Dipak joined the NYF team in 2015, managing a transit home NYF established in Gorkha District for children displaced by earthquakes. Soon, he was also managing NYF’s earthquake scholarship program in the district as well. Managing the transit home was a great fit for Dipak—he loved caring for the children and using the power of play to make their lives feel a little more normal and safe after so much trauma.
In January 2018, Dipak and Samana became the junior boys’ house parents, where they’ve been able to continue this work long-term. Samana was thrilled to join her husband here. She’s always loved working with children and didn’t have much opportunity to do so in her work as a fashion designer. They are each inspired by Olga’s life story and by her commitment to Nepalese children, and they are proud to be part of the work being done by NYF.
Dipak-Uncle and Samana-Aunty are social and optimistic people, and they love the Olgapuri community—visiting with the other house parents, interacting with the 80 children, chatting with the wide array of staff members. Olgapuri feels like being home with a large family. Though the element of work is always there, Dipak and Samana feel less like they’re doing a job, and more like they’re simply raising their own children in a warm, supportive environment.
(Left: Samana demonstrates a paper folding technique during an arts-and-crafts activity over the summer.)
That’s never been truer than right now, during Nepal’s most family-centric festival. The house parents managed quite a schedule this year, including an ongoing carnival on the grounds (including sports competitions and more), traditional Dashain card games, feasting, and a special Dashain swing called the linge ping!
Above: Senior boys help assemble the traditional linge ping. It is said that everyone must leave the ground once a year on this special bamboo swing – and assembling it is half the tradition!
Dipak and Samana’s 20 junior boys were most excited about the food, the games, the swing, and the presents—just like kids everywhere! They especially love the tika ceremony, in which the elders bless the children by placing a bright red paste on each of their foreheads. It’s a ritual of love and belonging—one our house parents were honored to participate in.
Above: Samana-Aunty places tika on a junior boy’s forehead. Receiving blessings in this ceremony communicates belonging and connection to each of the Olgapuri children. Here, they are part of a special family where they are loved, wanted, and cherished.
Though many of the children missed traveling, they enjoyed Dashain with their Olgapuri family.

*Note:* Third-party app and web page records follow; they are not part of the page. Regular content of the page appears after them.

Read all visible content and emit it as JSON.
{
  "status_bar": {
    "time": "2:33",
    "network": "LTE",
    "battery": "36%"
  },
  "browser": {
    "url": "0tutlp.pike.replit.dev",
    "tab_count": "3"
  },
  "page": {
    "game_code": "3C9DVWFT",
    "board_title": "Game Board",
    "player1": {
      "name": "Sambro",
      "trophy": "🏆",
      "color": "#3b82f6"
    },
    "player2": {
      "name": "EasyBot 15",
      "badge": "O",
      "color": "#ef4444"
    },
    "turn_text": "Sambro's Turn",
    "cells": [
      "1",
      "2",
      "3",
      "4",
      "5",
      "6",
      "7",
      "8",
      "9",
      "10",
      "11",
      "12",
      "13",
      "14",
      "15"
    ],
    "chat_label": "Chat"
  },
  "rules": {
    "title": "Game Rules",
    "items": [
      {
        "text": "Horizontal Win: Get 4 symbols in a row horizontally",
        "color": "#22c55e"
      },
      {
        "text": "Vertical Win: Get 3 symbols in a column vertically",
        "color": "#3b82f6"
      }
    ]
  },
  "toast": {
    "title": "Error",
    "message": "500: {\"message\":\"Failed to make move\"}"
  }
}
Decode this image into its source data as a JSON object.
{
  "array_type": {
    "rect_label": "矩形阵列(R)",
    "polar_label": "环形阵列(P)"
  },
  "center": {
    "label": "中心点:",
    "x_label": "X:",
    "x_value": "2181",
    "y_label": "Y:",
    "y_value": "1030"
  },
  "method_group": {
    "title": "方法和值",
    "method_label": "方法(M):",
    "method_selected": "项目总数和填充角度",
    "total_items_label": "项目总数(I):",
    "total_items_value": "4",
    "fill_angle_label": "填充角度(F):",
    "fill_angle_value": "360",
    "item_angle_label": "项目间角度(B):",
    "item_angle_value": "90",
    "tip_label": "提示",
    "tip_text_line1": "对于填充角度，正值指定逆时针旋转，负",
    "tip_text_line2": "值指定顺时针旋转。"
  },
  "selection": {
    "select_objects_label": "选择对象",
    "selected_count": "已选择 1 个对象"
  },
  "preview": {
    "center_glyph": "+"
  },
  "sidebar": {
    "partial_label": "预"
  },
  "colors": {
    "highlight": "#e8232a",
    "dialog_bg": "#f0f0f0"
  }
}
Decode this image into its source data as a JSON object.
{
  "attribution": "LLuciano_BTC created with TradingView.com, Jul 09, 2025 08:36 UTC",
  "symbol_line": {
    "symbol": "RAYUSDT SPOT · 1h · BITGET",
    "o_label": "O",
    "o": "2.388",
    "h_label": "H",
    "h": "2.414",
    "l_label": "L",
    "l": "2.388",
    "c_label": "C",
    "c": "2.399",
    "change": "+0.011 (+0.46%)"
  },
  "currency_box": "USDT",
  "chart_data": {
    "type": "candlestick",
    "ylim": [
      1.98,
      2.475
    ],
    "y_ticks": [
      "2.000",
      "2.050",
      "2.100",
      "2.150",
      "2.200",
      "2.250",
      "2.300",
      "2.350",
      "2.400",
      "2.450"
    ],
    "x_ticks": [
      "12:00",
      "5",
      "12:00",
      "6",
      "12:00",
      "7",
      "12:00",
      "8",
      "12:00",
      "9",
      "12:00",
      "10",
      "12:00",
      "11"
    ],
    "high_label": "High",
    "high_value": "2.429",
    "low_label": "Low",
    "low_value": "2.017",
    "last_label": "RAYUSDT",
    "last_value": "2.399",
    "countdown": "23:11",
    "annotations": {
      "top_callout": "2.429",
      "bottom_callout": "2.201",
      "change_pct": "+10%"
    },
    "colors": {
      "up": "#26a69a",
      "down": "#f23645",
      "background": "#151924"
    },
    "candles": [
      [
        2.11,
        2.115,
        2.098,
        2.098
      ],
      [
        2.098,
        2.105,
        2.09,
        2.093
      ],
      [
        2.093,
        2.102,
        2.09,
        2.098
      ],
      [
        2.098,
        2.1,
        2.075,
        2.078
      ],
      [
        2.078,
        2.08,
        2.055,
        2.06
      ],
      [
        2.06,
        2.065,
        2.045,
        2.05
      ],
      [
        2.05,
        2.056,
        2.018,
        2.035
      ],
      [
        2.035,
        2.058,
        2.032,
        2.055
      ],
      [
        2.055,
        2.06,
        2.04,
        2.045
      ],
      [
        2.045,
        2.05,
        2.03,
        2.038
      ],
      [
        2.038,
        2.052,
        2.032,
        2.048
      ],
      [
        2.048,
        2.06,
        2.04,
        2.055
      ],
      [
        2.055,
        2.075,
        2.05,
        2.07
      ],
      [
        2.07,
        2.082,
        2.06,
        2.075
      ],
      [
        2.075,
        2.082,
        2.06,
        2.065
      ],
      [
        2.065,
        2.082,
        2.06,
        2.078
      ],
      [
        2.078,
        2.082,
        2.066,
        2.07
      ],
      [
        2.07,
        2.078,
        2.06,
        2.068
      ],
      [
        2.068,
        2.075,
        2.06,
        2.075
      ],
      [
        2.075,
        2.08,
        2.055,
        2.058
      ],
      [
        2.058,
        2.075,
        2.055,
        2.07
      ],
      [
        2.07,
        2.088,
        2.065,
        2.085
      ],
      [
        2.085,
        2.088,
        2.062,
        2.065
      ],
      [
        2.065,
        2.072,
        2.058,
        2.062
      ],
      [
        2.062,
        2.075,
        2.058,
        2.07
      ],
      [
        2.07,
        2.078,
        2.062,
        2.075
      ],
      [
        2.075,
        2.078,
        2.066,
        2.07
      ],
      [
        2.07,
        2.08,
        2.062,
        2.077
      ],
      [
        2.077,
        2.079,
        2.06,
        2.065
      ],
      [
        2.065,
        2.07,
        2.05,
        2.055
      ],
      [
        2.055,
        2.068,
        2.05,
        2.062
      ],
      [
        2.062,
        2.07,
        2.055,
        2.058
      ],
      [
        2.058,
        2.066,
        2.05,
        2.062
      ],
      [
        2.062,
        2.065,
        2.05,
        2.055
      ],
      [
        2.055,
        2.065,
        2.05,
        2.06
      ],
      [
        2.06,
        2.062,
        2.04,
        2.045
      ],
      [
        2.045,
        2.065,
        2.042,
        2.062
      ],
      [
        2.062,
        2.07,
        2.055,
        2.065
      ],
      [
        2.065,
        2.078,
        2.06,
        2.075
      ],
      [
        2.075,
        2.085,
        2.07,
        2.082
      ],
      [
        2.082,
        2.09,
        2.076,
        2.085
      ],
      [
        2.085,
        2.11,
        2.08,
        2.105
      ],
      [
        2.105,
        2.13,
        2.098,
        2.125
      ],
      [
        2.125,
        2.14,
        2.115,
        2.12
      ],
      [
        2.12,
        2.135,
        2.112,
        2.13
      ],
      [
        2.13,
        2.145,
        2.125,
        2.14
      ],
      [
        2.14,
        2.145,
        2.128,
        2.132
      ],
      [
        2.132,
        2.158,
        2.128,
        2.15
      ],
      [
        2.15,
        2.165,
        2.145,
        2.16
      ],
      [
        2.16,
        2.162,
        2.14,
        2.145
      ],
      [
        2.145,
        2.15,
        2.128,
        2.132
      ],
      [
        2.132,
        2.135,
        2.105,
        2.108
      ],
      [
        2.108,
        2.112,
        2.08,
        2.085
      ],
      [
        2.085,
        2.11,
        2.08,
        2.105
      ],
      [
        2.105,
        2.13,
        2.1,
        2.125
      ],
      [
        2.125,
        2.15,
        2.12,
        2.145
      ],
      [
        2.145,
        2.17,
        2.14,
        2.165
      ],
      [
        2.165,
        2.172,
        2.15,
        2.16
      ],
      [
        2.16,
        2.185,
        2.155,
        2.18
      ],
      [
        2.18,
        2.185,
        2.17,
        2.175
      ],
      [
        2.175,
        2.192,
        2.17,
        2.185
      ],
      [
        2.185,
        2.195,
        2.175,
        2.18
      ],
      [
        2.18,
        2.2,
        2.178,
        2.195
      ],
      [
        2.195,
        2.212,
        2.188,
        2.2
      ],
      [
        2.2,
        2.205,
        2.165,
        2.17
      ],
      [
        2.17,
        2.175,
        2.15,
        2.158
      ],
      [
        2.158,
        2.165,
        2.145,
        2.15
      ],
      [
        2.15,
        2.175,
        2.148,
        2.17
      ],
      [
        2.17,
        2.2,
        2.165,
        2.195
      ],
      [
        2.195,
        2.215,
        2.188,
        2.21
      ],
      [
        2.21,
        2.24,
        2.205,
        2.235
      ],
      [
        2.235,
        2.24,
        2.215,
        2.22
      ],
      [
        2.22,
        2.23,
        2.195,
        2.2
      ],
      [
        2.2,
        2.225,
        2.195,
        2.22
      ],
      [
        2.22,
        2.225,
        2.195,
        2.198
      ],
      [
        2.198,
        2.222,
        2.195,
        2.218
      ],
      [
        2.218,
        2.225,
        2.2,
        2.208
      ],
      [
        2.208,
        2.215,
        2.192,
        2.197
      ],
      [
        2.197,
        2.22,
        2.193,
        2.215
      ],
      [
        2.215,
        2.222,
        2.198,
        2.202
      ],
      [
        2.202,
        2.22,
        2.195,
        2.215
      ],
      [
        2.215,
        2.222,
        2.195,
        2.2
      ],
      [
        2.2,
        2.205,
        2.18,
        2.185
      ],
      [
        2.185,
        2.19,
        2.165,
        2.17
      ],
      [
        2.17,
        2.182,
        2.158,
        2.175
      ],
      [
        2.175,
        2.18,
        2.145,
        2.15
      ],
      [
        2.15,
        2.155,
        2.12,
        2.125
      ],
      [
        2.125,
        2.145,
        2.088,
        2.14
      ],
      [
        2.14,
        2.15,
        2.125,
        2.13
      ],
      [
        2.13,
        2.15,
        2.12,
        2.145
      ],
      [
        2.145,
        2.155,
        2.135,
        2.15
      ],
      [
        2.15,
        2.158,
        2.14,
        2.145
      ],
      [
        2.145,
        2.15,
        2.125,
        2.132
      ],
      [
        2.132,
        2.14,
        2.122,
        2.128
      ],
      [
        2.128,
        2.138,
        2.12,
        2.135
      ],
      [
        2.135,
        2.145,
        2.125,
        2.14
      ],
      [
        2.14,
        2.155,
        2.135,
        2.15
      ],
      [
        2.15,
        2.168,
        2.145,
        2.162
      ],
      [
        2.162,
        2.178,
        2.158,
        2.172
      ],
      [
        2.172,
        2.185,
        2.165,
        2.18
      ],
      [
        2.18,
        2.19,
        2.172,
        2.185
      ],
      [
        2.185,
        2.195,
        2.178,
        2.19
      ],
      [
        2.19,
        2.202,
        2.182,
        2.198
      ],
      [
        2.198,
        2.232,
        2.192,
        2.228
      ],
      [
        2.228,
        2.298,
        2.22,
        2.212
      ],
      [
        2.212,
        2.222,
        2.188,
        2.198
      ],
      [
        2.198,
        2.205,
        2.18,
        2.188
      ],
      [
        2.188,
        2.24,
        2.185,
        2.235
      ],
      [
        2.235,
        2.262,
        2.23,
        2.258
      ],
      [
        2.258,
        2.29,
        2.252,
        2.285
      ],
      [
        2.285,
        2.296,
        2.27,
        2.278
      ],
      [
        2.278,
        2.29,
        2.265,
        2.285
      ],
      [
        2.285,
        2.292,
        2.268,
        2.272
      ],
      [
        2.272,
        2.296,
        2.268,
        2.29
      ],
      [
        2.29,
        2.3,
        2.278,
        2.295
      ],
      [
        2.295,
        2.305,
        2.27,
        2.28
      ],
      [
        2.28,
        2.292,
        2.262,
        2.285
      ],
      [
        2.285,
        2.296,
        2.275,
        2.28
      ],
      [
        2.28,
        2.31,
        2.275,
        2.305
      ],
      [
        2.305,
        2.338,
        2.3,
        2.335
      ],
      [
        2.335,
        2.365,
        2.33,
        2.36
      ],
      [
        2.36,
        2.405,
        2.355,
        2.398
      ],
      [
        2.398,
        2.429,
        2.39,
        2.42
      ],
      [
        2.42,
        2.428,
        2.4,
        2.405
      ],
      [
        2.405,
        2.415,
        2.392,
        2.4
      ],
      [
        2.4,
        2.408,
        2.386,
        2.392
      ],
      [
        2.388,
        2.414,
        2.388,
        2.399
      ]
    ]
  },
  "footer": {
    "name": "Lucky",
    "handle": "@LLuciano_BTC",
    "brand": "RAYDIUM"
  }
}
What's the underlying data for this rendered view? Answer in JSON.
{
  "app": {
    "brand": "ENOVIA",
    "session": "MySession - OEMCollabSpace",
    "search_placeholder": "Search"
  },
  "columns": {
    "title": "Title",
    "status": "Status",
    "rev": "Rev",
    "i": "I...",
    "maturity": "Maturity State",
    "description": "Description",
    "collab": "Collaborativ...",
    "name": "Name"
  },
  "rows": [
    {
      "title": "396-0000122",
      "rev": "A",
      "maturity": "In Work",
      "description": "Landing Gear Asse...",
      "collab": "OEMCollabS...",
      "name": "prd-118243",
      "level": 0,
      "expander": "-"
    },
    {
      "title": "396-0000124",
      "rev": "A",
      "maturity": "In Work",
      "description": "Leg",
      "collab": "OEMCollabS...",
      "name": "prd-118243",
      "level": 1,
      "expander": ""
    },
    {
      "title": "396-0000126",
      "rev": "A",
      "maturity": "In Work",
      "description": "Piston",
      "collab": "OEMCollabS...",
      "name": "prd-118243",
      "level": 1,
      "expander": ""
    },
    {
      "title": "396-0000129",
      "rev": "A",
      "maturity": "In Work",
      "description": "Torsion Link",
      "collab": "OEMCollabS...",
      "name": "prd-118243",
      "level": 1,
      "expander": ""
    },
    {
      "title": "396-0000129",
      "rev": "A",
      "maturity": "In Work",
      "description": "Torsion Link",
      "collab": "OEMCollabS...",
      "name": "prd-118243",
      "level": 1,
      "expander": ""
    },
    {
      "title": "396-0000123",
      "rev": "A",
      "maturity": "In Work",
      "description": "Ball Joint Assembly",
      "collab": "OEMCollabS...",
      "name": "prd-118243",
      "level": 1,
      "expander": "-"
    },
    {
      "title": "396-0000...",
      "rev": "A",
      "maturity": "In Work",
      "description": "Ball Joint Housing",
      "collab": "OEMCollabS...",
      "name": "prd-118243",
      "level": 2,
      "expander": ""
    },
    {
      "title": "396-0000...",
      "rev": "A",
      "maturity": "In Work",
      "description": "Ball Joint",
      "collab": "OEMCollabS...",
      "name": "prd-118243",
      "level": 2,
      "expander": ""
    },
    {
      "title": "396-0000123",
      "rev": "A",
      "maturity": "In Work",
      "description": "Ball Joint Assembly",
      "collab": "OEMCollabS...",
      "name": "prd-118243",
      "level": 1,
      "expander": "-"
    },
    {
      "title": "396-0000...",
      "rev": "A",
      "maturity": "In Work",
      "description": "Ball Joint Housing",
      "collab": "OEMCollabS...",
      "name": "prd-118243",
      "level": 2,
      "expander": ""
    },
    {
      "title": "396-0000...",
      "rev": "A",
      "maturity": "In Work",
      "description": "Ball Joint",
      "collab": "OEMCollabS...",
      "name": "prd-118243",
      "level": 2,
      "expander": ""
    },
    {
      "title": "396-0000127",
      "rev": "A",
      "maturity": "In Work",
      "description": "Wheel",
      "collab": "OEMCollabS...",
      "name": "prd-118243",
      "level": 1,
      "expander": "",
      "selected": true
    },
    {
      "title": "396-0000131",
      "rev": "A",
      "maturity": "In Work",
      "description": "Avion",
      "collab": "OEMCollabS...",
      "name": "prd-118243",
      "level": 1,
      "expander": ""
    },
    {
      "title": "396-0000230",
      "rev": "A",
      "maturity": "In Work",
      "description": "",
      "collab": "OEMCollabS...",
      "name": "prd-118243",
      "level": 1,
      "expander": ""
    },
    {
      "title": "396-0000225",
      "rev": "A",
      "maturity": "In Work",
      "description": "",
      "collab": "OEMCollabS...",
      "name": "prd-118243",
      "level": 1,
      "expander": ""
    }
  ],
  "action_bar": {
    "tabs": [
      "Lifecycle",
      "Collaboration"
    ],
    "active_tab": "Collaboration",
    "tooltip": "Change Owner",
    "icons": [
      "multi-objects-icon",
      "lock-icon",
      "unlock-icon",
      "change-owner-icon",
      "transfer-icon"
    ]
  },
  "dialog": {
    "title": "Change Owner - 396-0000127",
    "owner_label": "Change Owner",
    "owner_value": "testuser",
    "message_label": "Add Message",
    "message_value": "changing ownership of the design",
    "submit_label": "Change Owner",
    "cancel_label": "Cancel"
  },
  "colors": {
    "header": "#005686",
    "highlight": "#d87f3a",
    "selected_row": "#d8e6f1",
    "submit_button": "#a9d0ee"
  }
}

Dipak and Samana feel the same way. As they celebrate with the 20 boys in their care, they’re happy to be part of this important work. They cherish the ways each child shows their kindness, helpfulness, creativity, and athleticism. They love cycling with the children, and playing basketball, soccer, tag, hide-and-seek, and more. On rainy days, Samana enjoys opportunities to show the boys arts and craft techniques while others play board games nearby. NYF is lucky to have them on our team! Running around with 20 young boys, Dipak and Samana are glad to be part of the reason #LoveWorks.
(Left: A junior boy considers his next move during the carnival’s Carram competition. Carram, a traditional Nepalese board game, is among the children’s favorite pastimes.)
Throughout the world, families are preparing to celebrate major holidays a little differently this year—and Olgapuri is no different! If you believe in the work Dipak and Samana are doing, please help them by donating here or by sharing their story on social media with the hashtag #LoveWorks!